5. Thank you- Mmasèh/Teghime Kasèh

6. Yes - Ye(polite)/Ho(informal)

7. No - Dok

8. Good Morning - Slamak Pagi

9. Good Afternoon - Slamak Tengohaghi

10. Good Evening - Slamak Petang

11. Good Night - Slamak Malang(malang also means bad luck, the difference is the "a" sounding, maalang (bad luck), malaang (night)).

Universal declaration of human rights

Standard Malay Bascal Malay English
Semua manusia dilahirkan bebas dan samarata dari segi maruah dan hak-hak. Mereka mempunyai pemikiran dan perasaan hati dan hendaklah bertindak di antara satu sama lain dengan semangat persaudaraan.
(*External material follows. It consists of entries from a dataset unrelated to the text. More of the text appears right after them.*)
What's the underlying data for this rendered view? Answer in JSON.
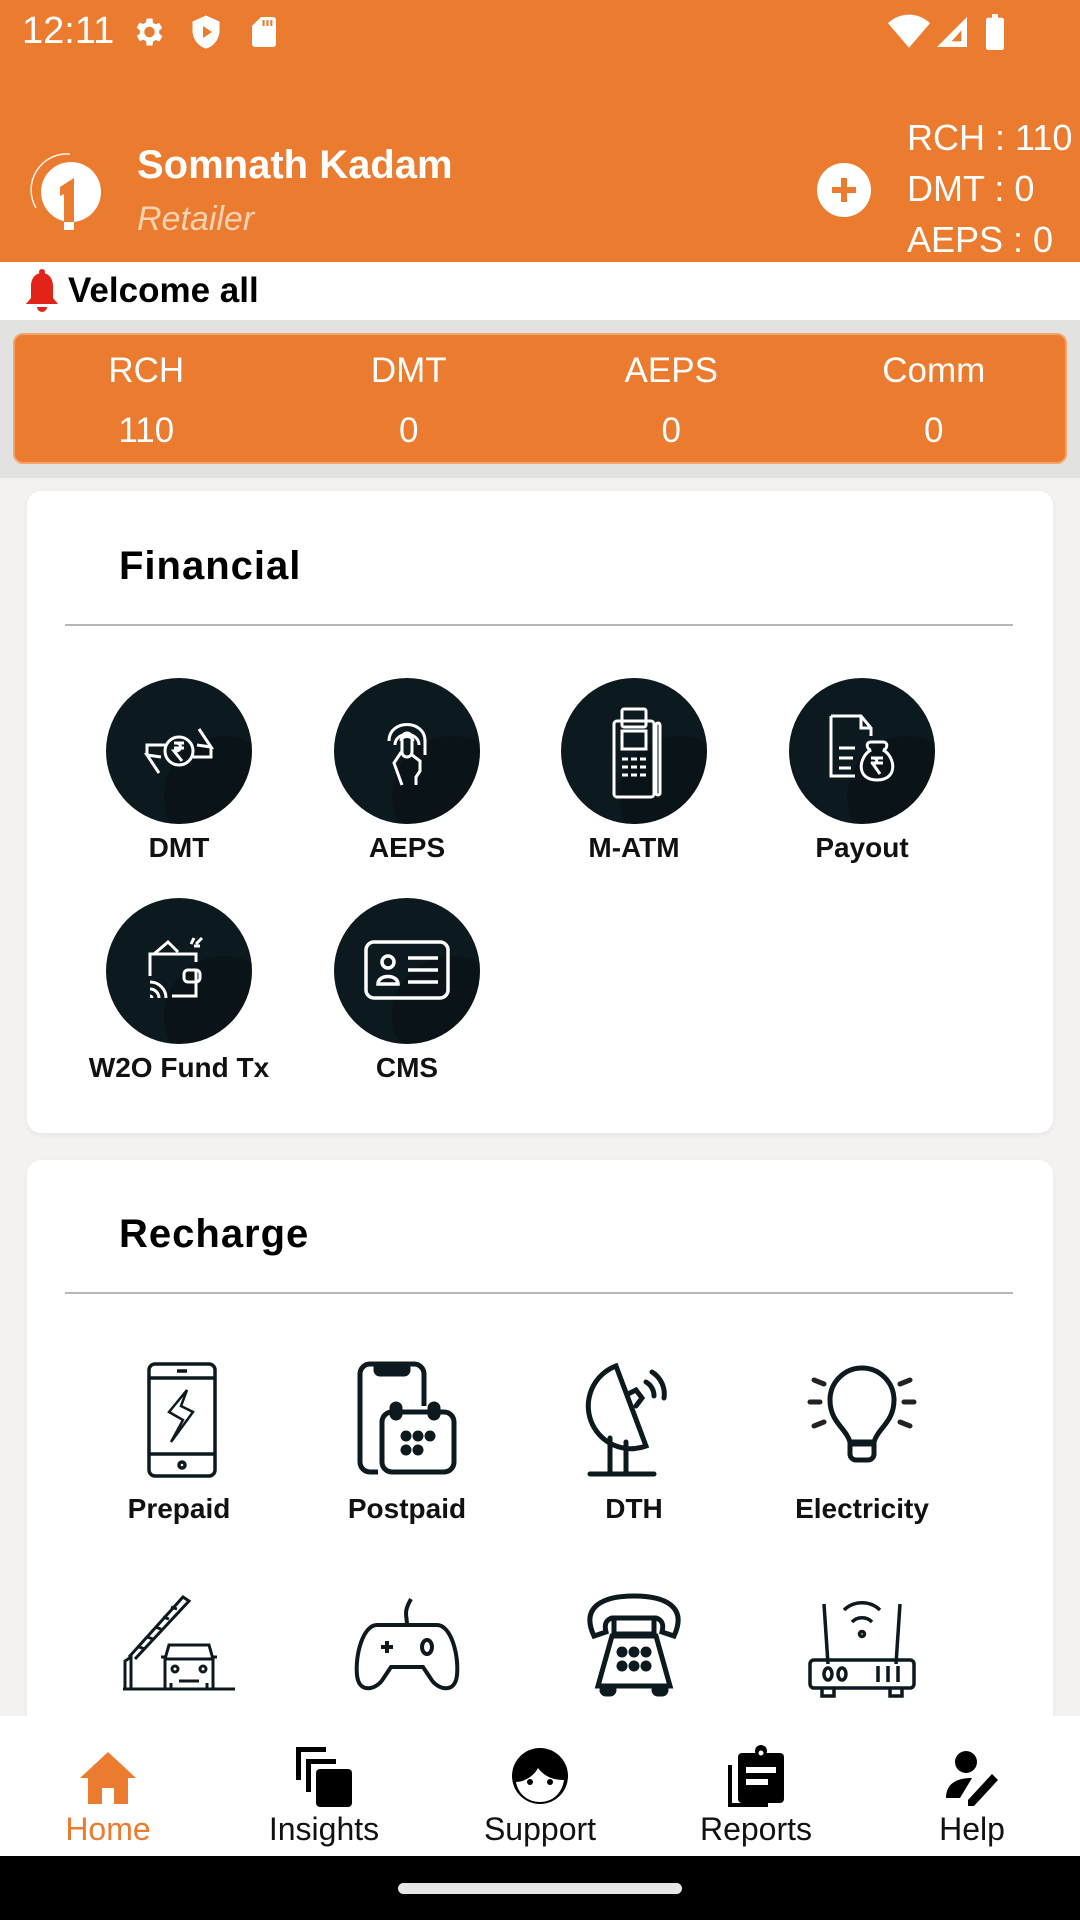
{
  "status_bar": {
    "time": "12:11",
    "left_icons": [
      "gear-icon",
      "shield-play-icon",
      "sd-card-icon"
    ],
    "right_icons": [
      "wifi-icon",
      "signal-icon",
      "battery-icon"
    ]
  },
  "header": {
    "user_name": "Somnath Kadam",
    "user_role": "Retailer",
    "add_button": "add-icon",
    "balances": [
      "RCH : 110",
      "DMT : 0",
      "AEPS : 0"
    ]
  },
  "notice": {
    "text": "Velcome all"
  },
  "stats": [
    {
      "label": "RCH",
      "value": "110"
    },
    {
      "label": "DMT",
      "value": "0"
    },
    {
      "label": "AEPS",
      "value": "0"
    },
    {
      "label": "Comm",
      "value": "0"
    }
  ],
  "financial": {
    "title": "Financial",
    "items": [
      {
        "label": "DMT",
        "icon": "money-transfer-icon"
      },
      {
        "label": "AEPS",
        "icon": "fingerprint-icon"
      },
      {
        "label": "M-ATM",
        "icon": "pos-terminal-icon"
      },
      {
        "label": "Payout",
        "icon": "payout-bag-icon"
      },
      {
        "label": "W2O Fund Tx",
        "icon": "wallet-icon"
      },
      {
        "label": "CMS",
        "icon": "id-card-icon"
      }
    ]
  },
  "recharge": {
    "title": "Recharge",
    "items": [
      {
        "label": "Prepaid",
        "icon": "mobile-bolt-icon"
      },
      {
        "label": "Postpaid",
        "icon": "mobile-calendar-icon"
      },
      {
        "label": "DTH",
        "icon": "satellite-dish-icon"
      },
      {
        "label": "Electricity",
        "icon": "lightbulb-icon"
      },
      {
        "label": "",
        "icon": "toll-car-icon"
      },
      {
        "label": "",
        "icon": "gamepad-icon"
      },
      {
        "label": "",
        "icon": "telephone-icon"
      },
      {
        "label": "",
        "icon": "router-icon"
      }
    ]
  },
  "bottom_nav": [
    {
      "label": "Home",
      "icon": "home-icon",
      "active": true
    },
    {
      "label": "Insights",
      "icon": "layers-icon",
      "active": false
    },
    {
      "label": "Support",
      "icon": "face-icon",
      "active": false
    },
    {
      "label": "Reports",
      "icon": "clipboard-icon",
      "active": false
    },
    {
      "label": "Help",
      "icon": "person-edit-icon",
      "active": false
    }
  ],
  "colors": {
    "brand": "#eb7b2e",
    "tile_bg": "#0c1a20",
    "bell": "#e2231a"
  }
}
Sume maknusie lahèy bébah dang sameghate daghi segi maghuoh dang hok-hok. Setiak maknusie bulèh mmikèy dang ade peghasa'ang ati dang hendoklah ttindok antaghe satu same laèng dengang smangak pesaudaghe'ang. All human beings are born free and equal in dignity and rights. They are endowed with reason and conscience and should act towards one another in a spirit of brotherhood.

ISO 639-3

Bascal Malay did not have ISO 693-3 code, but use the Micronational Linguist Code "bml". It's parent language Terengganuan also did not have ISO 693-3 code but with a Linguist List Code "zlm-coa". Kelantanese, a language recognised by the State use ISO 693-3 code "mfa", similar to Pattani Malay.